HOW TO COMPLETE THIS TASK
If "text" shows up in a line of the material, return that line.

*** Opening TASK MATERIAL ***

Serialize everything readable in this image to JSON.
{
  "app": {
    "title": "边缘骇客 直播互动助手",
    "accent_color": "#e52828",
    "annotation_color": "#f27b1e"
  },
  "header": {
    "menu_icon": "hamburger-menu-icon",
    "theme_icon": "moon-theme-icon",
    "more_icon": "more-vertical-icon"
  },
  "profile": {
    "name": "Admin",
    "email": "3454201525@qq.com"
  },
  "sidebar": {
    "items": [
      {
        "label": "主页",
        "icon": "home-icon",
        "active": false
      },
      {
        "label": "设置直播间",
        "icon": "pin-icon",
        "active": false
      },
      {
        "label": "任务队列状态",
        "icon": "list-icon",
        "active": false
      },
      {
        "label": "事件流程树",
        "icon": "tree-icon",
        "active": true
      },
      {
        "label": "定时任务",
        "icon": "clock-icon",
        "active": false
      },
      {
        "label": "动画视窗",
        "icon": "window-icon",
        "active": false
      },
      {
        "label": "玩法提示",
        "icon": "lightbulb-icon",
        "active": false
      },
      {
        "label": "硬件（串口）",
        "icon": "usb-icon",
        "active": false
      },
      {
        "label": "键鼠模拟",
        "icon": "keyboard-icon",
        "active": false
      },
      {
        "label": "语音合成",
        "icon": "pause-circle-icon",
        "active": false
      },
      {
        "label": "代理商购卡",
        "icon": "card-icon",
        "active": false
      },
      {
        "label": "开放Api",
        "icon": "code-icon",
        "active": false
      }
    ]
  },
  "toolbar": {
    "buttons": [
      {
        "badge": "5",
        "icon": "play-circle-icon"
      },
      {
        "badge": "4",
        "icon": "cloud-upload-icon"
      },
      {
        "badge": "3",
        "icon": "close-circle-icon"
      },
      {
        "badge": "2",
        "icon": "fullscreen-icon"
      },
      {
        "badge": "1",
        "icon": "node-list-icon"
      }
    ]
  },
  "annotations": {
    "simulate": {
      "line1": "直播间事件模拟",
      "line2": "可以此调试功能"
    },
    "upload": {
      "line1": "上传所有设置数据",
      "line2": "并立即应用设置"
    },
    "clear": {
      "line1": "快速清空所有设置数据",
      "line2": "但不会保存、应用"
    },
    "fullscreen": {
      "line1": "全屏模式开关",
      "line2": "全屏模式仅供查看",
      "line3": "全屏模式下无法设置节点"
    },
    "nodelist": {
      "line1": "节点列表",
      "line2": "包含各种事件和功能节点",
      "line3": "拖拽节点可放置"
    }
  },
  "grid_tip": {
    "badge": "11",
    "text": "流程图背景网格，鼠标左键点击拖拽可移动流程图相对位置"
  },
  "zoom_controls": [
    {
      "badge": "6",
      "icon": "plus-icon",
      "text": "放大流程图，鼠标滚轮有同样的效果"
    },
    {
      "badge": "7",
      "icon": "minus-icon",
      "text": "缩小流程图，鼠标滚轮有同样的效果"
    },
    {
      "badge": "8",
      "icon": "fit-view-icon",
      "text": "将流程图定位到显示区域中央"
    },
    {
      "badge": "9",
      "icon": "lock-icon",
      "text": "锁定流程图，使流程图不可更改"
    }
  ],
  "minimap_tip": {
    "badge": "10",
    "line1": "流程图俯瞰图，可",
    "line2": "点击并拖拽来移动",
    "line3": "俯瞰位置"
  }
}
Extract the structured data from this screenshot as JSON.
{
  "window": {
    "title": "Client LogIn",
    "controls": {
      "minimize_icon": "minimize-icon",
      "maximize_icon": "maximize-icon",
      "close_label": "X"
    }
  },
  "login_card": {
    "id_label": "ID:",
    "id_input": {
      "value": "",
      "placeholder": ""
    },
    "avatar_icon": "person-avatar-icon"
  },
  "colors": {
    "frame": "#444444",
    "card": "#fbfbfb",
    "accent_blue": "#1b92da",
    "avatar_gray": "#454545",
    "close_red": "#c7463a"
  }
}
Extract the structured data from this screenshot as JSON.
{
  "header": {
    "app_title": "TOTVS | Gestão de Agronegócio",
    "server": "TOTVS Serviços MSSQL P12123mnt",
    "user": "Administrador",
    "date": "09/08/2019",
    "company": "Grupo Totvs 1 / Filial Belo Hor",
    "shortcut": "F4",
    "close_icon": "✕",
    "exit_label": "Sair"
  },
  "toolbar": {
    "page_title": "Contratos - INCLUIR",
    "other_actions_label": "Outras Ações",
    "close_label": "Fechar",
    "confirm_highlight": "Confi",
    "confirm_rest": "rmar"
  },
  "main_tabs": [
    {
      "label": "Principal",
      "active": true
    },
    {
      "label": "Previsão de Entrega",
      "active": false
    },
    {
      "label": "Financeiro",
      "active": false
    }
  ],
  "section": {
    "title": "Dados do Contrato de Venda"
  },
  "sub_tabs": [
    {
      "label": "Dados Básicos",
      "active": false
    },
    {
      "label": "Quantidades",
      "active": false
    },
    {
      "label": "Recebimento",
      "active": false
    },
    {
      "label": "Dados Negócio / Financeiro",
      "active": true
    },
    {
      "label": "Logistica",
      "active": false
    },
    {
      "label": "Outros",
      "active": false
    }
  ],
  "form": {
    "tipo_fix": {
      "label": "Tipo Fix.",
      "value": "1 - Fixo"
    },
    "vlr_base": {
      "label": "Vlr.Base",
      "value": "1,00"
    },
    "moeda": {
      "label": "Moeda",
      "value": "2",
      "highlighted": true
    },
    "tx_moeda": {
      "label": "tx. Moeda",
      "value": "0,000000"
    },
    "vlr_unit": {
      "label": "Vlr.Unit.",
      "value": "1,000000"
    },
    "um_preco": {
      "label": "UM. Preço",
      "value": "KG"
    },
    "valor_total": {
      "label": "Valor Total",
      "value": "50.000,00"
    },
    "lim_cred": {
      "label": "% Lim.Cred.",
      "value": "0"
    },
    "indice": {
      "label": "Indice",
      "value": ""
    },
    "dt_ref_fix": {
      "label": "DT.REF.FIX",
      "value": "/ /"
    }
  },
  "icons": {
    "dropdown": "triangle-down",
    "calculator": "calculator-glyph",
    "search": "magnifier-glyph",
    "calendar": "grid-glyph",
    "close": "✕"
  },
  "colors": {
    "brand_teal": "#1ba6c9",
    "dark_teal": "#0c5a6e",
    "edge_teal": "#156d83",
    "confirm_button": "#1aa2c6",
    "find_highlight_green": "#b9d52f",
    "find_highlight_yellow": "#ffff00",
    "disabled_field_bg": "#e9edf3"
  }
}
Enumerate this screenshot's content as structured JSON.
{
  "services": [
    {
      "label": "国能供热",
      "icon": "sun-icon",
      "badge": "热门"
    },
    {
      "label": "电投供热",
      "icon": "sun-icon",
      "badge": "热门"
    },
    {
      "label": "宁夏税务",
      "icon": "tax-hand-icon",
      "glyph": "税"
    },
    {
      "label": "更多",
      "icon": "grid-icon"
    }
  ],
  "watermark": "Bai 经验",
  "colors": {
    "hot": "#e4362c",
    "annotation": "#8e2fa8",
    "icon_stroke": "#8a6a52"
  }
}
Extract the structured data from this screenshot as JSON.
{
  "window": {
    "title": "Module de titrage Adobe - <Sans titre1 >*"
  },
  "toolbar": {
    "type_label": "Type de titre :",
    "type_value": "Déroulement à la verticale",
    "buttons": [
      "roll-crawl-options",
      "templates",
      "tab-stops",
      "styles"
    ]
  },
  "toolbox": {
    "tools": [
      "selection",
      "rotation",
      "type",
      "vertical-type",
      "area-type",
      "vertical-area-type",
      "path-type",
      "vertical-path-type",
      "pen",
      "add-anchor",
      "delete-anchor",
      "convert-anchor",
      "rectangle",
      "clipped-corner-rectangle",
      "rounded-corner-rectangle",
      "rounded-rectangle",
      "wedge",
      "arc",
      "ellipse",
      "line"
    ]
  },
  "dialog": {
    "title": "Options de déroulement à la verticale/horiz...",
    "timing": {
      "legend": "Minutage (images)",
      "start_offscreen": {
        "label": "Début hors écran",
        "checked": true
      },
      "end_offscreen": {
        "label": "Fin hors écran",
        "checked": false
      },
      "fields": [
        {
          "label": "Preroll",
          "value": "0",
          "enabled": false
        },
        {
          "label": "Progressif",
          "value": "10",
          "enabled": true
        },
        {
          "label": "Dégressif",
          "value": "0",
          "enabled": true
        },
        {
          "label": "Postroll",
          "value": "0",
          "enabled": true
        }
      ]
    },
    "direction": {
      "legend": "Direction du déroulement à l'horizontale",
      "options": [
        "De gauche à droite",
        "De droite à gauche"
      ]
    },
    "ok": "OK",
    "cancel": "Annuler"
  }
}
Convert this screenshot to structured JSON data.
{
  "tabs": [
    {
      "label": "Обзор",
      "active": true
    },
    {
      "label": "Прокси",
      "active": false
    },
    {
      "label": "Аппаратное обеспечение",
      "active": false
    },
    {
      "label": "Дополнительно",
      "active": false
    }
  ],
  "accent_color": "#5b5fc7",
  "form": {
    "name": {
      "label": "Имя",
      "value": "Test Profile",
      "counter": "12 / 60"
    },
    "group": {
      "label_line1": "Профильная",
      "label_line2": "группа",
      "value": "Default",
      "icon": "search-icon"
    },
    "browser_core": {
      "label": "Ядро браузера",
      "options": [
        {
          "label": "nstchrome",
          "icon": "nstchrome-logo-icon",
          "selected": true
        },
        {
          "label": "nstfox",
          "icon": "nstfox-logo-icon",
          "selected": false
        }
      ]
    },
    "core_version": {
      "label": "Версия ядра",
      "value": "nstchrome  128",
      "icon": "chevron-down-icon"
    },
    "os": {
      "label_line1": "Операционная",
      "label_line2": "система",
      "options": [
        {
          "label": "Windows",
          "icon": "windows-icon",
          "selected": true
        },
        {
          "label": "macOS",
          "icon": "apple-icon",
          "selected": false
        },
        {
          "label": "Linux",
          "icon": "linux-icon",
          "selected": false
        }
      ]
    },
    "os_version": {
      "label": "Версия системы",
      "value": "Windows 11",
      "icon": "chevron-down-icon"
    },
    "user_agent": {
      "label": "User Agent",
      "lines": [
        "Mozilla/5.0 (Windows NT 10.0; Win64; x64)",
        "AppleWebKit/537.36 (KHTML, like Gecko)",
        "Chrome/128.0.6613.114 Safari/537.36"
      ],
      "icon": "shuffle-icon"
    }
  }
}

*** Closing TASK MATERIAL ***

SOLUTION TO THE PROBLEM
    "text": "流程图背景网格，鼠标左键点击拖拽可移动流程图相对位置"
      "text": "放大流程图，鼠标滚轮有同样的效果"
      "text": "缩小流程图，鼠标滚轮有同样的效果"
      "text": "将流程图定位到显示区域中央"
      "text": "锁定流程图，使流程图不可更改"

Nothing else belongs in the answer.